Immunohistochemistry (IHC) is a technique that detects antigens in tissue sections by immunological and chemical reactions. It uses specific binding between antibodies and antigens and chromogenic color development to detect and localize specific antigens in tissues. The technique is highly sensitive and specific and can detect a wide range of antigens in many animal species. Therefore, IHC is widely used in many research and clinical laboratories.
Creative Biolabs develops and optimizes IHC protocols, summarizes general IHC procedures for laboratory personnel, and provides troubleshooting and tips for each step of the process. In addition to basic guidelines for protocols, we also offer related products and services. In order for you to get more accurate and faster results, you can read the IHC protocol below before starting your experiment.
|Stages||Solutions and Reagents|
|Slide Preparation||Tissue sections, wash buffer, fixative solution, antigen retrieval solution|
|Immunostaining||Blocking buffer, primary antibody, labeled secondary antibody, dilution buffer, wash buffer, incubation buffer, chromogen|
|Counterstaining and Mounting||Counterstains, wash buffer, mounting solution|
Common tissue sections include paraffin-embedded (FFPE) sections and frozen sections. The first step is to slice on ice with a microtome, typically 4-7 μm thick, depending on the type of tissue. FFPE tissue sections need to be dried in preparation for dewaxing. Frozen sections can bedried or not, with optional steps depending on the type of section.
Antibody-binding epitopes may be masked in fixation. For this reason, antigen repair is sometimes required to reveal epitopes. Heat-induced epitope repair (HIER) is the most widely used antigen repair method, and a variety of heating methods are available to optimize antigenicity, such as microwaving and boiling.
The blocking step can reduce unwanted background staining. Select the ideal blocking reagent and incubate the sample with the blocking buffer. Incubation time and temperature are set on a case-by-case basis. When finished, wash the slide and remove the blocking buffer.
IHC can be stained by indirect or direct labeling. For direct labeling, dilute the primary antibody appropriately and transfer the slide to the incubation buffer containing the primary antibody for incubation. Then wash the slides. For indirect assays, transfer the sections to an incubation buffer containing the secondary antibody and continue incubation. Wash the slide after completion to remove excess solution. Add the appropriate dilution of chromogenic agent to the slides and incubate away from light.

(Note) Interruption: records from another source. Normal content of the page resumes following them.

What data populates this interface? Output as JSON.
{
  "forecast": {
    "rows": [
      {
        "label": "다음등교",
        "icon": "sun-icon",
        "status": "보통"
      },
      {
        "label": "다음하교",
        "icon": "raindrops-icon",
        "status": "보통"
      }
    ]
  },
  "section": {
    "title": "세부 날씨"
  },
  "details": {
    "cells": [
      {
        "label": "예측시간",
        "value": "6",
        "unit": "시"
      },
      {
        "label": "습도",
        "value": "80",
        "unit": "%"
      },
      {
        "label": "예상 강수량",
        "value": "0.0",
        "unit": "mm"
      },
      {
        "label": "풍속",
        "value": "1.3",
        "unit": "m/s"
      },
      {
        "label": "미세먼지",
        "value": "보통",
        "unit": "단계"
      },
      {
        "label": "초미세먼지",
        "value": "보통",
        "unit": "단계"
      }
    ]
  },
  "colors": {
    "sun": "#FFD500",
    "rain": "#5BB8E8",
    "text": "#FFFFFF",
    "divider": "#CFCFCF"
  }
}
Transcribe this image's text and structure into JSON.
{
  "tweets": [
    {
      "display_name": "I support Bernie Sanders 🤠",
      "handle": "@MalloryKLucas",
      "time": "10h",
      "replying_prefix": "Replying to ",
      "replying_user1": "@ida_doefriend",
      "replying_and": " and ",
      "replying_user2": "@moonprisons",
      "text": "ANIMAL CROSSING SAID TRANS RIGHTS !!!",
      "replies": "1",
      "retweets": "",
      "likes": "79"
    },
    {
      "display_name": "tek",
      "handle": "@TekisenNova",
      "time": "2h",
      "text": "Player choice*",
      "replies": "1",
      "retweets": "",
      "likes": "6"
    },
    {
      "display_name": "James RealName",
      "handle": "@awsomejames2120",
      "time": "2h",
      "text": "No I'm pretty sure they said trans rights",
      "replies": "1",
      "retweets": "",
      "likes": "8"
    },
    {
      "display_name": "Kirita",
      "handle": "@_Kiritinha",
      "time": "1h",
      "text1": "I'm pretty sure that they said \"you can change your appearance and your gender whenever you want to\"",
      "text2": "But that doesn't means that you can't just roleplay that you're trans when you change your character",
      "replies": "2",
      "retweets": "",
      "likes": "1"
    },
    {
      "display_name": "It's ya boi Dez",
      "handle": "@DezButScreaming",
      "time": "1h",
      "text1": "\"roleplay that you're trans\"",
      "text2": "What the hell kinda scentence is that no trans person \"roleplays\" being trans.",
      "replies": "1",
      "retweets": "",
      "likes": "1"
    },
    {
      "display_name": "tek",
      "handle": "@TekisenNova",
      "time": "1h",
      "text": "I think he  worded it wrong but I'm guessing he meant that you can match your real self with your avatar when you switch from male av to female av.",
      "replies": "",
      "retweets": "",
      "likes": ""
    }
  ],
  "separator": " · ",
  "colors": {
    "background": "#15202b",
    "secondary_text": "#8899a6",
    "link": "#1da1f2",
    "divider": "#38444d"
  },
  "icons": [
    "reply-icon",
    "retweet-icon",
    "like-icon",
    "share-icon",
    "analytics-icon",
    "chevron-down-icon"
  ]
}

Counterstaining provides contrast with antibody staining to better distinguish the target signal. Select the ideal counterstains, incubate the sections, and rinse them upon completion. After all staining, use the appropriate sealing solution to mount coverslips and seal the samples. Mounted slides can be viewed under a microscope to observe the color of antibody staining in tissue sections.
There are multiple methods and combinations of IHC, so when poor staining results occur, there can be many reasons. We describe below possible scenarios and solutions that may be useful for troubleshooting. And hope you find them helpful in understanding immunohistochemistry procedures.
No or inadequate staining
IHC is widely used in basic research. It can help you understand the distribution and localization of differentially expressed proteins in different parts of biological tissues. Not only is it a useful technique, but it is also very simple to perform. We hope that our products, services, and technical support will be useful to you in the conduct of immunohistochemistry.
You can contact us and learn more information, as well as tips and tricks, for immunohistochemistry experiments.
For research use only. Not intended for any clinical use.